The data:
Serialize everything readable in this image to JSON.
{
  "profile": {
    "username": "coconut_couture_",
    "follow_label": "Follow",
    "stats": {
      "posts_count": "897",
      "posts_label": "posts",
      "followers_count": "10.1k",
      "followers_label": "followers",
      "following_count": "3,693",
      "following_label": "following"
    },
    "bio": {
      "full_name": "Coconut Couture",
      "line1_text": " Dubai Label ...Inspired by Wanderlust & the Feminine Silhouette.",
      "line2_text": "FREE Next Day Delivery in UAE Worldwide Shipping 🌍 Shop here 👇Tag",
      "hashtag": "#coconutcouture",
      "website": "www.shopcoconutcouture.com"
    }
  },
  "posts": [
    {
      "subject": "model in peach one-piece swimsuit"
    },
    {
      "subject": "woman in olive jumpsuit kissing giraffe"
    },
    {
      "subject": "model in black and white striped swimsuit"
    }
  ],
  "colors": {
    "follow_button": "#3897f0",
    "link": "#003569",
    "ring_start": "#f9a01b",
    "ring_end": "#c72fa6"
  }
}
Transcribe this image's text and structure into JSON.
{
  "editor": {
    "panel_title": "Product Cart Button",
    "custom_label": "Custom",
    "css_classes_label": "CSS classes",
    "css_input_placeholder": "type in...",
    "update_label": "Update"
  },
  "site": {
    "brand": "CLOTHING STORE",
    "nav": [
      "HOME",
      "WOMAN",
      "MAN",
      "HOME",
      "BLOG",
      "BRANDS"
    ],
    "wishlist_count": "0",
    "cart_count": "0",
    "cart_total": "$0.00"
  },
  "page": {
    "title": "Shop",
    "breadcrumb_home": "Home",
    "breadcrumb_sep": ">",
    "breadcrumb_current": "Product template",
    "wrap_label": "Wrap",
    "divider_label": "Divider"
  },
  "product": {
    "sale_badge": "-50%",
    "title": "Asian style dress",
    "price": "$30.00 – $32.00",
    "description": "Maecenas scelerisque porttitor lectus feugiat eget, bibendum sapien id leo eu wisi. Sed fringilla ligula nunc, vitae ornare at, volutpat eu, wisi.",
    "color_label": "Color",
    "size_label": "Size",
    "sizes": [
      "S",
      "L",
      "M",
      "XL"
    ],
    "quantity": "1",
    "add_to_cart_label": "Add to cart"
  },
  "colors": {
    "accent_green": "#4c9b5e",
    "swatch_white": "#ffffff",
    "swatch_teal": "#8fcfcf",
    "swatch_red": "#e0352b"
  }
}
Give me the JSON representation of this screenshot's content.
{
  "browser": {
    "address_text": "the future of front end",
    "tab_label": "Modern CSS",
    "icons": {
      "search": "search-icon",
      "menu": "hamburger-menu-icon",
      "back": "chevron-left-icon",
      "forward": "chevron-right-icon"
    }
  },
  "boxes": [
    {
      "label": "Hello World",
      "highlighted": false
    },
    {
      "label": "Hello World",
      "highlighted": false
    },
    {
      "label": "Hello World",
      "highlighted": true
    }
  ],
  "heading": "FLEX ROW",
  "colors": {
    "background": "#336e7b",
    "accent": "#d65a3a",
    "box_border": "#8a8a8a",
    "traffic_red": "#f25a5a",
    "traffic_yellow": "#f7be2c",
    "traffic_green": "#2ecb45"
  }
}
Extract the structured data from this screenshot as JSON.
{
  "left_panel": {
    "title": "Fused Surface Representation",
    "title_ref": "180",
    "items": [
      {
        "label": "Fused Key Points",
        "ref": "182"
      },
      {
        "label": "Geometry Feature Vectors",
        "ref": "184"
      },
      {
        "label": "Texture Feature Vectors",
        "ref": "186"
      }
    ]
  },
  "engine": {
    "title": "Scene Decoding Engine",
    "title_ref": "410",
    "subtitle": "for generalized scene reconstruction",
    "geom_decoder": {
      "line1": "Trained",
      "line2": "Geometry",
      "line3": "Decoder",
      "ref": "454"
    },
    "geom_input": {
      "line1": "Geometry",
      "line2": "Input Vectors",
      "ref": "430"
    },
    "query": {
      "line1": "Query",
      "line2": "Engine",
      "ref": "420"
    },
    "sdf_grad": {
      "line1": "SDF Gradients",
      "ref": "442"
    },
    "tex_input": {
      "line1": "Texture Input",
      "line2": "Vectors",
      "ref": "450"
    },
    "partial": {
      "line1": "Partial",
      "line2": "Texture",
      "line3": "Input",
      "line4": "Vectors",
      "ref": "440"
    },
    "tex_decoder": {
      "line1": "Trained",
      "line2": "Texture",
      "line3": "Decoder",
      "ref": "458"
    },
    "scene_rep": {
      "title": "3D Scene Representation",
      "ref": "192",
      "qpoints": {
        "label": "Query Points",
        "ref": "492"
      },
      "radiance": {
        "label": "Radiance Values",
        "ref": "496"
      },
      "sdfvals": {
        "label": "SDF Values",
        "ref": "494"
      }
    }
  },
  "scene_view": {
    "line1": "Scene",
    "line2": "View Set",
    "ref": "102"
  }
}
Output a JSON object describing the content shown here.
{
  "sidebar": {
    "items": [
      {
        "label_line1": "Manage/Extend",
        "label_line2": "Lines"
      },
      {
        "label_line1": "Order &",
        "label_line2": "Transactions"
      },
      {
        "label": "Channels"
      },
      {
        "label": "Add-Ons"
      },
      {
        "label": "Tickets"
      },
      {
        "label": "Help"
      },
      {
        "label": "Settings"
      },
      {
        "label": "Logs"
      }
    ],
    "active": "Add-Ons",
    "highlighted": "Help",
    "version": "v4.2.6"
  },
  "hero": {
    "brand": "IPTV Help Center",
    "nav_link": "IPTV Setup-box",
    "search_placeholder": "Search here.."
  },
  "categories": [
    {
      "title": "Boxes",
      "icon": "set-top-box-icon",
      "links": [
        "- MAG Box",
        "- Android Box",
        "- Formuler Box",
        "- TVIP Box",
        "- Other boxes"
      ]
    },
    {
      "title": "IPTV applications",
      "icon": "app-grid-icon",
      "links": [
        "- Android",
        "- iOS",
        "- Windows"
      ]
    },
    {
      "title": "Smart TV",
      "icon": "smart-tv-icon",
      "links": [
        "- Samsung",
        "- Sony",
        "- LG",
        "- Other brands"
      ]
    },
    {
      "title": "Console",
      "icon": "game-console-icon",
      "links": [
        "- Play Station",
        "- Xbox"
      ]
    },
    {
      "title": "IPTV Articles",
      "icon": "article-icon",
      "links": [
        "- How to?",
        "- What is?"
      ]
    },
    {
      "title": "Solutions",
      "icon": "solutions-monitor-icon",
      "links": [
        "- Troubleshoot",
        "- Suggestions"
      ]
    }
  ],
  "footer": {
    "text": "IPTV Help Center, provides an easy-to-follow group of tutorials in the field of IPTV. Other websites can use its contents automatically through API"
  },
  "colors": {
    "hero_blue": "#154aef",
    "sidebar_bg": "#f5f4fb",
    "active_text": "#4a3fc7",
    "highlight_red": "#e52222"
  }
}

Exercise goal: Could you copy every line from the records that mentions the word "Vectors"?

Worked solution:
        "label": "Geometry Feature Vectors",
        "label": "Texture Feature Vectors",
      "line2": "Input Vectors",
      "line2": "Vectors",
      "line4": "Vectors",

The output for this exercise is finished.